New generations often act not just like the same people thrust into new situations, but like new kinds of people with new attitudes and preferences. This has often intensified intergenerational conflicts; generations have argued not only about who should consume and control what, but also about which generational values should dominate.He posits that the rapid rate of societal change in the future in conjunction with longer lifespans will exacerbate intergenerational conflict. He goes on to suggest in the far, far future we will be inclined to employ artificial intelligence to run things so as to minimize problems. (Note 1: For most people this sounds like the ranting of an Internet crank, but this is Hanson's thing and he's well renowned for it. He's given a tremendous amount of thought to the far future and worked to build logical arguments based on plausible assumptions to reach his conclusions. Mostly you are right to ignore such rantings you happen across on the web but it's worth stifling your bs detector and get beyond dismissing this one out of hand.) (Note 2: It's interesting that he thinks we will yield to AI in the future, yet previously he seemed to suggest we don't have the socio-political capability to accept driverless cars. Hmmm.)
My issues with this post are not the Artificial Intelligence argument, to which I have nothing to add, but the assumption the rapid change and extended lifespans necessarily lead to greater generational conflict. I'm not so sure. None of these counter arguments I'm about to give have any objective analysis behind them, or are anything much more valuable than anecdote, but I offer them anyway.
In my lifetime, lifespans have gotten longer and the rate of technological change has increased, but it seems to me generational differences have decreased or at least not increased. Or perhaps not increased so much as not been a huge source of conflict. No, I do not have any hard data on this (does such exist?), beyond a survey from Pew Research and this chart of the trend in party identification (for whatever that's worth), but I think you'd be hard pressed to find anything more compelling to suggest the opposite.
Now, Robin's timeframe is much longer than one lifetime. I would be very interested in historical data and theories on the correlations and causation of generation value shifts (if such data exists). And, of course, my view is US centric. It could be that our current time and place is insulated by relative affluence: "I don't care what the old folks do as long as I have XBox." Perhaps intergenerational value conflicts become more pronounced in times of need?

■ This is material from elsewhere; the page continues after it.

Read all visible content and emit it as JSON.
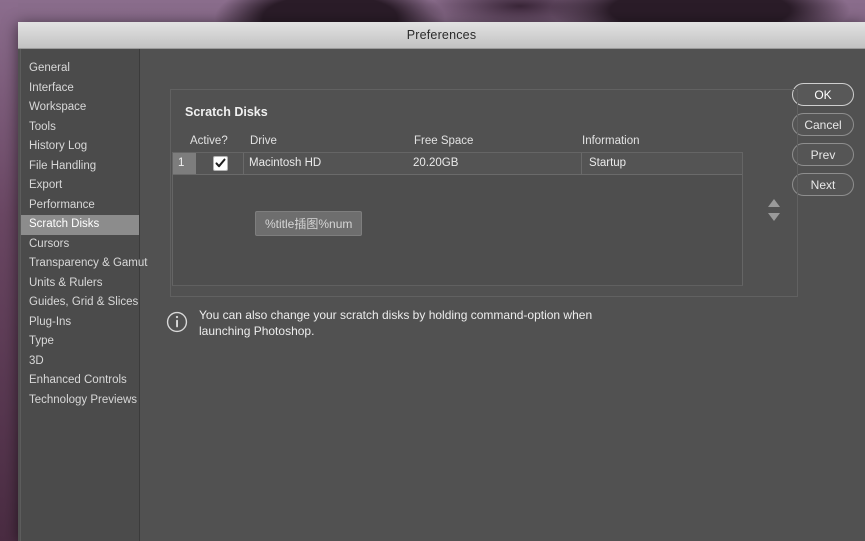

Despite that, I would argue that unless there is some drastic change, cross-cultural value conflicts will utterly swamp cross-generational ones at any given level of wealth, and act as a binding force for people of all ages within a single culture despite their generational differences. The enemy of my enemy, and so forth.